There were no significant statistical differences between the study groups on 40 of the 43 variables. The observed significant statistical differences between groups on the three variables may be inferred by the dietary supplement preB. Even when statistically significant differences occurred between study groups, the overall values are all within normal clinical range.

Therefore, based on the study results, there is no indication of potentially negative impact from the dietary supplement sufficient to cause or lead to physiologic damage or illness to a human. Much higher doses of this product have been consumed in Japan for longer periods of time with no obvious negative effects. Based upon this study, previous clinical studies and clinical observations, and with the absence of reported adverse events among consumers, there is nothing to suggest that such negative effects could be predicted with higher doses.

These results of this study support the conclusion that preB is safe for consumption by healthy humans when used in the dose (36 mL/day) and duration (six weeks) studied. Now that preB has been shown to be safe, further studies should concentrate on dosing effects at various levels to see if accentuated metabolic relationships develop of clinical significance, as well as to examine the potential relationship between preB and inflammation, and waist circumference.

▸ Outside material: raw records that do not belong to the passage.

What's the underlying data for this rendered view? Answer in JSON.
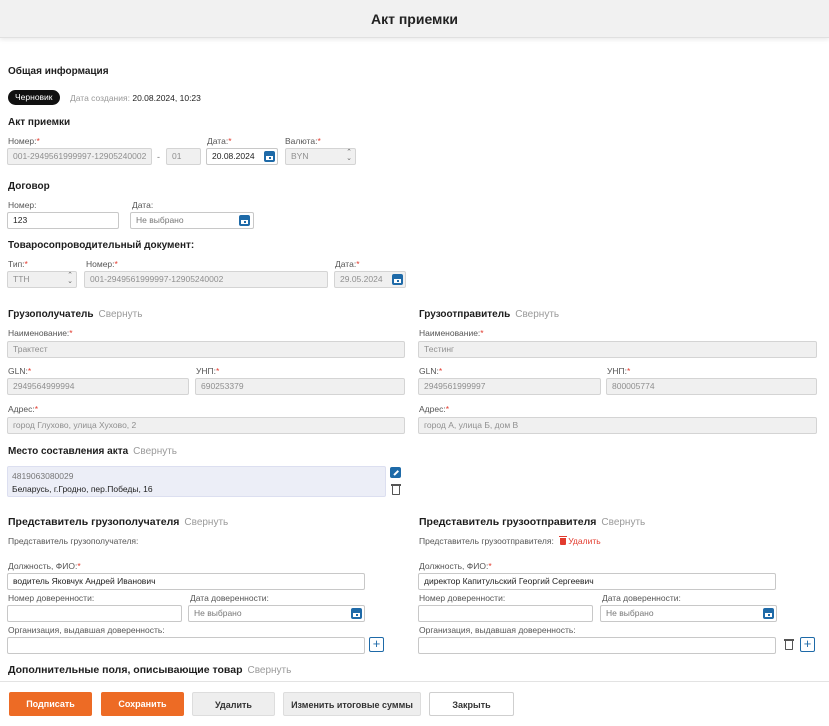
{
  "title": "Акт приемки",
  "general": {
    "heading": "Общая информация",
    "status": "Черновик",
    "created_label": "Дата создания:",
    "created_value": "20.08.2024, 10:23"
  },
  "act": {
    "heading": "Акт приемки",
    "number_label": "Номер:",
    "number_value": "001-2949561999997-12905240002",
    "separator": "-",
    "number_suffix": "01",
    "date_label": "Дата:",
    "date_value": "20.08.2024",
    "currency_label": "Валюта:",
    "currency_value": "BYN"
  },
  "contract": {
    "heading": "Договор",
    "number_label": "Номер:",
    "number_value": "123",
    "date_label": "Дата:",
    "date_placeholder": "Не выбрано"
  },
  "ttn": {
    "heading": "Товаросопроводительный документ:",
    "type_label": "Тип:",
    "type_value": "ТТН",
    "number_label": "Номер:",
    "number_value": "001-2949561999997-12905240002",
    "date_label": "Дата:",
    "date_value": "29.05.2024"
  },
  "consignee": {
    "heading": "Грузополучатель",
    "collapse": "Свернуть",
    "name_label": "Наименование:",
    "name_value": "Трактест",
    "gln_label": "GLN:",
    "gln_value": "2949564999994",
    "unp_label": "УНП:",
    "unp_value": "690253379",
    "address_label": "Адрес:",
    "address_value": "город Глухово, улица Хухово, 2"
  },
  "consignor": {
    "heading": "Грузоотправитель",
    "collapse": "Свернуть",
    "name_label": "Наименование:",
    "name_value": "Тестинг",
    "gln_label": "GLN:",
    "gln_value": "2949561999997",
    "unp_label": "УНП:",
    "unp_value": "800005774",
    "address_label": "Адрес:",
    "address_value": "город А, улица Б, дом В"
  },
  "place": {
    "heading": "Место составления акта",
    "collapse": "Свернуть",
    "code": "4819063080029",
    "address": "Беларусь, г.Гродно, пер.Победы, 16"
  },
  "rep_consignee": {
    "heading": "Представитель грузополучателя",
    "collapse": "Свернуть",
    "subtitle": "Представитель грузополучателя:",
    "position_label": "Должность, ФИО:",
    "position_value": "водитель Яковчук Андрей Иванович",
    "poa_number_label": "Номер доверенности:",
    "poa_date_label": "Дата доверенности:",
    "poa_date_placeholder": "Не выбрано",
    "org_label": "Организация, выдавшая доверенность:"
  },
  "rep_consignor": {
    "heading": "Представитель грузоотправителя",
    "collapse": "Свернуть",
    "subtitle": "Представитель грузоотправителя:",
    "delete": "Удалить",
    "position_label": "Должность, ФИО:",
    "position_value": "директор Капитульский Георгий Сергеевич",
    "poa_number_label": "Номер доверенности:",
    "poa_date_label": "Дата доверенности:",
    "poa_date_placeholder": "Не выбрано",
    "org_label": "Организация, выдавшая доверенность:"
  },
  "extra": {
    "heading": "Дополнительные поля, описывающие товар",
    "collapse": "Свернуть"
  },
  "required_mark": "*",
  "actions": {
    "sign": "Подписать",
    "save": "Сохранить",
    "delete": "Удалить",
    "change_totals": "Изменить итоговые суммы",
    "close": "Закрыть"
  },
  "colors": {
    "accent": "#ed6b25",
    "primary_blue": "#1e6aa8",
    "required": "#e23b2e"
  }
}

Competing Interests

The authors have no relationship past or present, with the sponsor of this study, Brazil Products Company, (the owner of preB), other than compensation for their contribution to this study. They therefore declare they have no competing interests.


John C. Nelson, MD, MPH, was the principal investigator and author of this study, coinvestigator was Howard Kadish, MD, MBA. Stephen Alder, PhD, performed the biostatistical analysis. Study design, coordination of the draft manuscripts, and editing services were performed by Boyd L. Jentzsch, JD. The preB Clinical Study Coordinator was Laura Gontchar, MEd, MBA.

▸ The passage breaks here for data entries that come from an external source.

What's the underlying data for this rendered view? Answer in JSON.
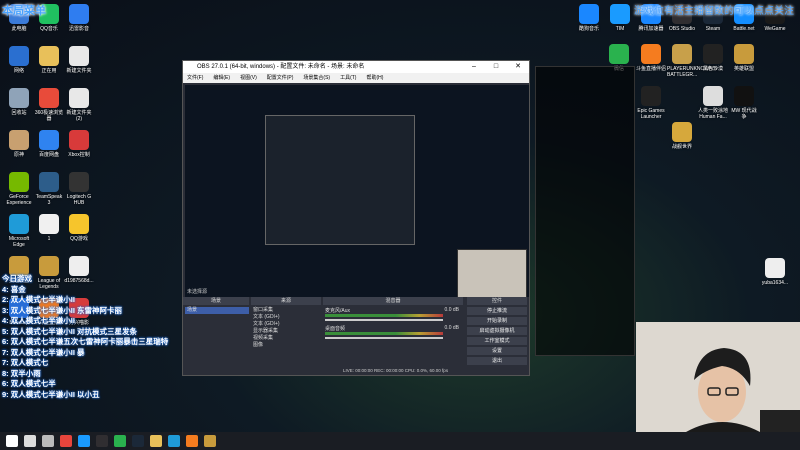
{
  "overlay": {
    "title": "本局菜单",
    "notice": "游戏位有活主播留数的可以点点关注",
    "lines": [
      "今日游戏",
      "4: 喜金",
      "2: 双人模式七半谦小II",
      "3: 双人模式七半谦小II 东雷神阿卡丽",
      "4: 双人模式七半谦小II",
      "5: 双人模式七半谦小II 对抗模式三星发条",
      "6: 双人模式七半谦五次七雷神阿卡丽暴击三星瑞特",
      "7: 双人模式七半谦小II 暴",
      "7: 双人模式七",
      "8: 双半小雨",
      "6: 双人模式七半",
      "9: 双人模式七半谦小II 以小丑"
    ]
  },
  "desktop_icons_left": [
    {
      "label": "此电脑",
      "icon": "pc-icon",
      "color": "#3b7bd8"
    },
    {
      "label": "QQ音乐",
      "icon": "qqmusic-icon",
      "color": "#20c060"
    },
    {
      "label": "迅雷影音",
      "icon": "xunlei-icon",
      "color": "#2f7df0"
    },
    {
      "label": "网络",
      "icon": "network-icon",
      "color": "#2a6fd0"
    },
    {
      "label": "正在用",
      "icon": "folder-icon",
      "color": "#e8c05a"
    },
    {
      "label": "新建文件夹",
      "icon": "file-icon",
      "color": "#e8e8e8"
    },
    {
      "label": "回收站",
      "icon": "recycle-icon",
      "color": "#8fa3b8"
    },
    {
      "label": "360极速浏览器",
      "icon": "360-icon",
      "color": "#e84b3a"
    },
    {
      "label": "新建文件夹 (2)",
      "icon": "file-icon",
      "color": "#e8e8e8"
    },
    {
      "label": "原神",
      "icon": "genshin-icon",
      "color": "#c8a070"
    },
    {
      "label": "百度网盘",
      "icon": "baidu-icon",
      "color": "#2f83f0"
    },
    {
      "label": "Xbox控制",
      "icon": "xbox-icon",
      "color": "#d83a3a"
    },
    {
      "label": "GeForce Experience",
      "icon": "nvidia-icon",
      "color": "#76b900"
    },
    {
      "label": "TeamSpeak 3",
      "icon": "teamspeak-icon",
      "color": "#2d5d8a"
    },
    {
      "label": "Logitech G HUB",
      "icon": "logitech-icon",
      "color": "#333"
    },
    {
      "label": "Microsoft Edge",
      "icon": "edge-icon",
      "color": "#1f9bd8"
    },
    {
      "label": "1",
      "icon": "file-icon",
      "color": "#f0f0f0"
    },
    {
      "label": "QQ游戏",
      "icon": "qqgame-icon",
      "color": "#f6c52c"
    },
    {
      "label": "英雄联盟",
      "icon": "lol-icon",
      "color": "#c89b3c"
    },
    {
      "label": "League of Legends",
      "icon": "lol-icon",
      "color": "#c89b3c"
    },
    {
      "label": "d1987568d...",
      "icon": "file-icon",
      "color": "#eee"
    },
    {
      "label": "Bandizip",
      "icon": "bandizip-icon",
      "color": "#2b6fd6"
    },
    {
      "label": "斗鱼直播",
      "icon": "douyu-icon",
      "color": "#f57c1f"
    },
    {
      "label": "万兴喵影",
      "icon": "wondershare-icon",
      "color": "#d63c3c"
    }
  ],
  "desktop_icons_right": [
    {
      "label": "酷狗音乐",
      "icon": "kugou-icon",
      "color": "#1a87ff"
    },
    {
      "label": "TIM",
      "icon": "tim-icon",
      "color": "#1a9bff"
    },
    {
      "label": "腾讯加速器",
      "icon": "tencent-accel-icon",
      "color": "#1a87ff"
    },
    {
      "label": "OBS Studio",
      "icon": "obs-icon",
      "color": "#302e31"
    },
    {
      "label": "Steam",
      "icon": "steam-icon",
      "color": "#1b2838"
    },
    {
      "label": "Battle.net",
      "icon": "battlenet-icon",
      "color": "#148eff"
    },
    {
      "label": "WeGame",
      "icon": "wegame-icon",
      "color": "#1a1a1a"
    },
    {
      "label": "微信",
      "icon": "wechat-icon",
      "color": "#2ab24e"
    },
    {
      "label": "斗鱼直播伴侣",
      "icon": "douyu-icon",
      "color": "#f57c1f"
    },
    {
      "label": "PLAYERUNKNOWN'S BATTLEGR...",
      "icon": "pubg-icon",
      "color": "#c8a04a"
    },
    {
      "label": "黑色沙漠",
      "icon": "blackdesert-icon",
      "color": "#222"
    },
    {
      "label": "英雄联盟",
      "icon": "lol-icon",
      "color": "#c89b3c"
    },
    {
      "label": "Epic Games Launcher",
      "icon": "epic-icon",
      "color": "#222"
    },
    {
      "label": "人类一败涂地 Human Fa...",
      "icon": "human-icon",
      "color": "#ddd"
    },
    {
      "label": "MW 现代战争",
      "icon": "mw-icon",
      "color": "#111"
    },
    {
      "label": "战舰世界",
      "icon": "wows-icon",
      "color": "#d6a83c"
    },
    {
      "label": "yuba1634...",
      "icon": "file-icon",
      "color": "#eee"
    }
  ],
  "obs": {
    "title": "OBS 27.0.1 (64-bit, windows) - 配置文件: 未命名 - 场景: 未命名",
    "menu": [
      "文件(F)",
      "编辑(E)",
      "视图(V)",
      "配置文件(P)",
      "场景集合(S)",
      "工具(T)",
      "帮助(H)"
    ],
    "source_missing": "未选择源",
    "docks": {
      "scenes": "场景",
      "sources": "来源",
      "mixer": "混音器",
      "transitions": "转场",
      "controls": "控件"
    },
    "scene_list": [
      "场景"
    ],
    "source_list": [
      "窗口采集",
      "文本 (GDI+)",
      "文本 (GDI+)",
      "显示器采集",
      "视频采集",
      "图像"
    ],
    "mixer_tracks": [
      {
        "name": "麦克风/Aux",
        "db": "0.0 dB"
      },
      {
        "name": "桌面音频",
        "db": "0.0 dB"
      }
    ],
    "controls": [
      "停止推流",
      "开始录制",
      "启动虚拟摄像机",
      "工作室模式",
      "设置",
      "退出"
    ],
    "status": "LIVE: 00:00:00   REC: 00:00:00   CPU: 0.0%, 60.00 fps"
  },
  "taskbar": {
    "icons": [
      "windows-icon",
      "search-icon",
      "task-view-icon",
      "chrome-icon",
      "qq-icon",
      "obs-icon",
      "wechat-icon",
      "steam-icon",
      "explorer-icon",
      "edge-icon",
      "douyu-icon",
      "lol-icon"
    ]
  }
}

Dr. Nelson is the past-President of the American Medical Association (AMA). He is also immediate past-Member of the Advisory Committee to the Director of the National Institutes of Health (NIH), and past-Member of the National Advisory Committee to Agency for Healthcare Research and Quality (AHRQ).

Dr. Kadish is Professor, Department of Pediatrics, University of Utah School of Medicine, and Associate Division Chief of the Division of Pediatric Emergency Medicine at Primary Children.s Medical Center, and author of numerous peer-reviewed articles and chapters in medical books and journals.

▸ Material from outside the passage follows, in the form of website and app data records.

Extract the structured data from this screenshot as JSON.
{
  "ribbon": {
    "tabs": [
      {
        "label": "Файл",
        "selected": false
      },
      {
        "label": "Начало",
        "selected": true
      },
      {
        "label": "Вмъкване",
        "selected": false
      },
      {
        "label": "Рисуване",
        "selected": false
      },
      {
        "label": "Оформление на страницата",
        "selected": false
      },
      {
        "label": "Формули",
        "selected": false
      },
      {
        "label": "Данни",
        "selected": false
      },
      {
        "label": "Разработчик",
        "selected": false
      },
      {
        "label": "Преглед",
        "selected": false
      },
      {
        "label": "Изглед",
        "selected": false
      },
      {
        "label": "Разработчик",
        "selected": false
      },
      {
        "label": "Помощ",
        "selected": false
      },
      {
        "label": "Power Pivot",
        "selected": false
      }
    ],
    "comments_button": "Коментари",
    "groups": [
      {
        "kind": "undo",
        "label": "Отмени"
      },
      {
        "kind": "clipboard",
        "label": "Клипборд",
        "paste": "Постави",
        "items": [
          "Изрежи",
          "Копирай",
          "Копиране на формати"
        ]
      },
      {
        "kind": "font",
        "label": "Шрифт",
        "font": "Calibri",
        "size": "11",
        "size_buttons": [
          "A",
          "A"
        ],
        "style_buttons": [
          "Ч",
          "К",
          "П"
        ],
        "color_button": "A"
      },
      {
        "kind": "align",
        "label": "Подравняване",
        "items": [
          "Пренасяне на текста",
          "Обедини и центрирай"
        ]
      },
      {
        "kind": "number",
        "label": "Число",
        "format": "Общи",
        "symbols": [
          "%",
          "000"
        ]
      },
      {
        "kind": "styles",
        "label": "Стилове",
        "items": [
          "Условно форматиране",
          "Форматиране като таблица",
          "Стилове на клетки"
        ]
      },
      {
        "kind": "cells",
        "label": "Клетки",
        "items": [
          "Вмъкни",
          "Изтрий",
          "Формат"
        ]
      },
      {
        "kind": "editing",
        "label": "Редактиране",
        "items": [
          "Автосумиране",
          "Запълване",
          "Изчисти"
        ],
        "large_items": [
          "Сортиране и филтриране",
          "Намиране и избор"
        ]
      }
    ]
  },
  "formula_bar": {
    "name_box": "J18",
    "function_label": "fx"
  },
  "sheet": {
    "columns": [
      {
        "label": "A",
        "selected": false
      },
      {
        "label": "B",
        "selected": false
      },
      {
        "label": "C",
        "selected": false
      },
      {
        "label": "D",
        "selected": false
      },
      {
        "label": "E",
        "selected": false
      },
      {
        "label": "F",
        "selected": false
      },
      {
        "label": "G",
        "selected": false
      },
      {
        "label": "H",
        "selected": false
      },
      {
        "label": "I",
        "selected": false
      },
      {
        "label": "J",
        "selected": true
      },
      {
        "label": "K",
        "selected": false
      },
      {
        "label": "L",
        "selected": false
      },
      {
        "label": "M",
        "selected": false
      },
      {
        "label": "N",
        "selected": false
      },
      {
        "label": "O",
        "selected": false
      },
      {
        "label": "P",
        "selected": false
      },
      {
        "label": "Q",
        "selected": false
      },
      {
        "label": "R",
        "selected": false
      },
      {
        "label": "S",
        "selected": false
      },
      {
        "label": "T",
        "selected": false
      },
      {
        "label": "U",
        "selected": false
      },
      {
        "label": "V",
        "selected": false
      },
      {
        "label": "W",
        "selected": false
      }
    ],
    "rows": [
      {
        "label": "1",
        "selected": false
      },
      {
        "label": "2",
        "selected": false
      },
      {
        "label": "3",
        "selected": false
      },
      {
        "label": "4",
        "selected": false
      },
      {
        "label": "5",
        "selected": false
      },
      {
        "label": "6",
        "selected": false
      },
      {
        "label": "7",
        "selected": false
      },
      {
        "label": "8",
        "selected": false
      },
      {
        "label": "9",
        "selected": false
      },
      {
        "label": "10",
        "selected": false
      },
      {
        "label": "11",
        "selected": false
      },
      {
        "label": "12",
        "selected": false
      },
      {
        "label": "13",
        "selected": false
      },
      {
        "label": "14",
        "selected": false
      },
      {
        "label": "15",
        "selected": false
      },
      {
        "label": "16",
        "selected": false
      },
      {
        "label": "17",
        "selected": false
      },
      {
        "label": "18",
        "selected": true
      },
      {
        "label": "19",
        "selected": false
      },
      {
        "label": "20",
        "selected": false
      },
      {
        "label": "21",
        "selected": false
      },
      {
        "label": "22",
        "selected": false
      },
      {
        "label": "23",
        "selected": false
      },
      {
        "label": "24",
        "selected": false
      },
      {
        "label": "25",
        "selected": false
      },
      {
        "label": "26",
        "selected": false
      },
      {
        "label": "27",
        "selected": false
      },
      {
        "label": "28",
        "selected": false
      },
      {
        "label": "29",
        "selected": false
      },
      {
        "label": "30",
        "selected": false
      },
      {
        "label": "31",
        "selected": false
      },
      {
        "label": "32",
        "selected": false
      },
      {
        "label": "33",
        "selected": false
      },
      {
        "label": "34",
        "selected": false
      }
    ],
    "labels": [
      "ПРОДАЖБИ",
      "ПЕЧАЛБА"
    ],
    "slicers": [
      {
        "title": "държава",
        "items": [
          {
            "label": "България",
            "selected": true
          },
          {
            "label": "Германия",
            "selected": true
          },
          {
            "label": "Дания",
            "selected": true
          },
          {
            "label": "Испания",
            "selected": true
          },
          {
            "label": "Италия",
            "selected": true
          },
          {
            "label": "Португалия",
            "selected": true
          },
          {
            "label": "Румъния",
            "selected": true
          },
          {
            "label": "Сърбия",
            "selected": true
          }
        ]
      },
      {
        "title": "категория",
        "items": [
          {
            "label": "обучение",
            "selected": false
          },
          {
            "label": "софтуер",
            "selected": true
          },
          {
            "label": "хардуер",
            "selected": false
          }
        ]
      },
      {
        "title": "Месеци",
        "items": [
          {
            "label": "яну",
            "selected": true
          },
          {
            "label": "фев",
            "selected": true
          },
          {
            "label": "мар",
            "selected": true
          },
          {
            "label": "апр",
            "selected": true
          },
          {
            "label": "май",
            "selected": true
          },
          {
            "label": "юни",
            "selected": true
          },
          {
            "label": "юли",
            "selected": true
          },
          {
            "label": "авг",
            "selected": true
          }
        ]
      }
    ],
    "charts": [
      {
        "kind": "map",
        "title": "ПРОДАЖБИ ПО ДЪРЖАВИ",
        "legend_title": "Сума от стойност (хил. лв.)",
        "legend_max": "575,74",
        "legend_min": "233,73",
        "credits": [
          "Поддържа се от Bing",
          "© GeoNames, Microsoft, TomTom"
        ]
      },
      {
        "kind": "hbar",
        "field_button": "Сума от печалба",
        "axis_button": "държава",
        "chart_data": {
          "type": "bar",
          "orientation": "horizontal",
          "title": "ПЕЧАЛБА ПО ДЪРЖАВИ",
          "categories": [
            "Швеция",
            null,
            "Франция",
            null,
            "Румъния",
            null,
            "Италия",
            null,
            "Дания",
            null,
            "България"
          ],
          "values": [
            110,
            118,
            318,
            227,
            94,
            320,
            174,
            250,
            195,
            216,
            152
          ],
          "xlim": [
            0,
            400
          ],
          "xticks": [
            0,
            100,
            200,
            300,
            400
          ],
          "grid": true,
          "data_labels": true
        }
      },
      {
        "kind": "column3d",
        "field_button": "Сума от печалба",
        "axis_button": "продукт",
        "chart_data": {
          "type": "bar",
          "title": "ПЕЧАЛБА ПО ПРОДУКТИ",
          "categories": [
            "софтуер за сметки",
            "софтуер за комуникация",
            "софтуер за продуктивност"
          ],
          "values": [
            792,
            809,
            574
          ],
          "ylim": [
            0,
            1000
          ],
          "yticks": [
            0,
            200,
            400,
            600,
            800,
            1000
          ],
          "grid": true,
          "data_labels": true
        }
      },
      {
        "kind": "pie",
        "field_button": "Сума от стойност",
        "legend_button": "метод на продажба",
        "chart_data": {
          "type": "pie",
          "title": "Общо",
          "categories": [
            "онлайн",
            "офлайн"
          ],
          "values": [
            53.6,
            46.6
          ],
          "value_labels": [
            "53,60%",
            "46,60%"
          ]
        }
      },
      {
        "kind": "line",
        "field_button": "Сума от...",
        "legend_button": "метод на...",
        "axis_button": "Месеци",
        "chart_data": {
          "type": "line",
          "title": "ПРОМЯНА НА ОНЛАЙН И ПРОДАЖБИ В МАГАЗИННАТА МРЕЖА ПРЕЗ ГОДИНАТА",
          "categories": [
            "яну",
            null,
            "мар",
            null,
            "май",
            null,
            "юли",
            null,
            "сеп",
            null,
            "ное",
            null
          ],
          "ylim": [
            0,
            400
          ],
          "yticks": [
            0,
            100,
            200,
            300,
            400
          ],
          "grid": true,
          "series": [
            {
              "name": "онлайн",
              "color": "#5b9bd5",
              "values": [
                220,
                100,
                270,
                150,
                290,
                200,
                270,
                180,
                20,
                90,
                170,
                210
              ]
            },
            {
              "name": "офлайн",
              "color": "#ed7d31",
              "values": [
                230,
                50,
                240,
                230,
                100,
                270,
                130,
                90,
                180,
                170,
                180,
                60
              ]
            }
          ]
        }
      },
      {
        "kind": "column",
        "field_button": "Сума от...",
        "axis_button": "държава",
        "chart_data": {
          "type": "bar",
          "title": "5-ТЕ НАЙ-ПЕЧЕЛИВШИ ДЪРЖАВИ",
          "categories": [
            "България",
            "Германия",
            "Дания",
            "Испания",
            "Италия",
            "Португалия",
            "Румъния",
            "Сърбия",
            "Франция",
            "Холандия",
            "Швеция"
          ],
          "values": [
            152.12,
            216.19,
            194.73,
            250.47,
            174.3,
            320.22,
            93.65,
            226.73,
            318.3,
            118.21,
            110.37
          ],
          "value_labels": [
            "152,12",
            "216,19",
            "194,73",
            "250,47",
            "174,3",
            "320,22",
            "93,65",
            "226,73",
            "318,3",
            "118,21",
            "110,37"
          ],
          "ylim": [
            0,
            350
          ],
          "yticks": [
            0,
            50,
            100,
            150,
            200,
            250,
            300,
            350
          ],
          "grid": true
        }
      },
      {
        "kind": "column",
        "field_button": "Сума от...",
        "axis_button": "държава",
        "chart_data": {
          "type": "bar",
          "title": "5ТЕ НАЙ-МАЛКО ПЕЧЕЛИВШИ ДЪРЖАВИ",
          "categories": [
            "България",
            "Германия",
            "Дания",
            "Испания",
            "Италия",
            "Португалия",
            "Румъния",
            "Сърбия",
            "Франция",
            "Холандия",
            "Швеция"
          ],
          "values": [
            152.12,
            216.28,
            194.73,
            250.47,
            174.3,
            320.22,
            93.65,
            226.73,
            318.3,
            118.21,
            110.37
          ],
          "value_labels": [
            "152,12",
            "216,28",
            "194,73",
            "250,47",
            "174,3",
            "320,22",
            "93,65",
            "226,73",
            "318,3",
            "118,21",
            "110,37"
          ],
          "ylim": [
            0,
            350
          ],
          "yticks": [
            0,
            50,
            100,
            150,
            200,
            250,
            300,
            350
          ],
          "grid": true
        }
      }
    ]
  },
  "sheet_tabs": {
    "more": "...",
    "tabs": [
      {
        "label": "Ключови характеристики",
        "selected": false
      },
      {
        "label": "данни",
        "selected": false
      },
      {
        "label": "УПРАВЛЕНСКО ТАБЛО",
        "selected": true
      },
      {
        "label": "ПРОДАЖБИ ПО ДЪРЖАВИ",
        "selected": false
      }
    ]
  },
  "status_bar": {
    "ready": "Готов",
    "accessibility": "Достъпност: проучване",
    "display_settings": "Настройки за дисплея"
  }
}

Dr. Alder is Division Chief of the Division of Public Health in the Department of Family and Preventive Medicine, University of Utah School of Medicine, and author of numerous peer-reviewed articles in medical journals.

Table 1: Variables Compared between Test and Control Groups
  1. Waist/Height Ra/o
  2. Glucose Serum: 65.99 mg/dL
  3. BUN: 5.26
  4. Crea/nine Serum: mg/dL
  5. eFGR: >59 mL/min/1.73
  6. BUN/Crea/nine Ra/o: 8.27
  7. Sodium Serum: 135.145 mmol/L
  8. Potassium Serum:
  9. Chloride Serum: 97.108 mmol/L
  10. Carbon Dioxide, total: 20.32 mmol/L
  11. Calcium Serum: mg/dL
  12. Protein Total Serum: g/dL
  13. Albumin Serum: g/dL
  14. Globulin, Total: g/dL
  15. A/G Ra/o:
  16. Bilirubin, Total: mg/dL
  17. Alkaline Phosphatase, Serum: 25.150 IU/L
  18. AST (SGOT): 0.40 IU/L
  19. ALT (SGPT): 0.40 IU/L
  20. Cholesterol, Total: 100.199 mg/dL
  21. Triglycerides: .149 mg/dL
  22. HDL Cholesterol: >39 mg/dL
  1. VLDL Cholesterol Calc: 5.40 mg/dL
  2. LDL Cholesterol Calc: 0.99 mg/dL
  3. Sedimenta/on Rate – Westergren: 0.20 mm/hr
  4. C.Reac/ve Protein, Quant: mg/L
  5. HbA1C
  6. Urine: Glucose
  7. Urine: Bilirubin
  8. Urine: Ketone, mg/dL
  9. Urine: SG (Specific Gravity)
  10. Urine: BLD (Blood)
  11. Urine: PH
  12. Urine: Protein, mg/dL
  13. Urine: Urobilinogen, EU/dL
  14. Urine: Nitrite
  15. Urine: Leukocytes
  16. Weight, lbs
  17. Waist, inches
  18. Body Fat, %
  19. Blood Pressure, Systolic
  20. Blood Pressure, Diastolic
  21. Res/ng Heart Rate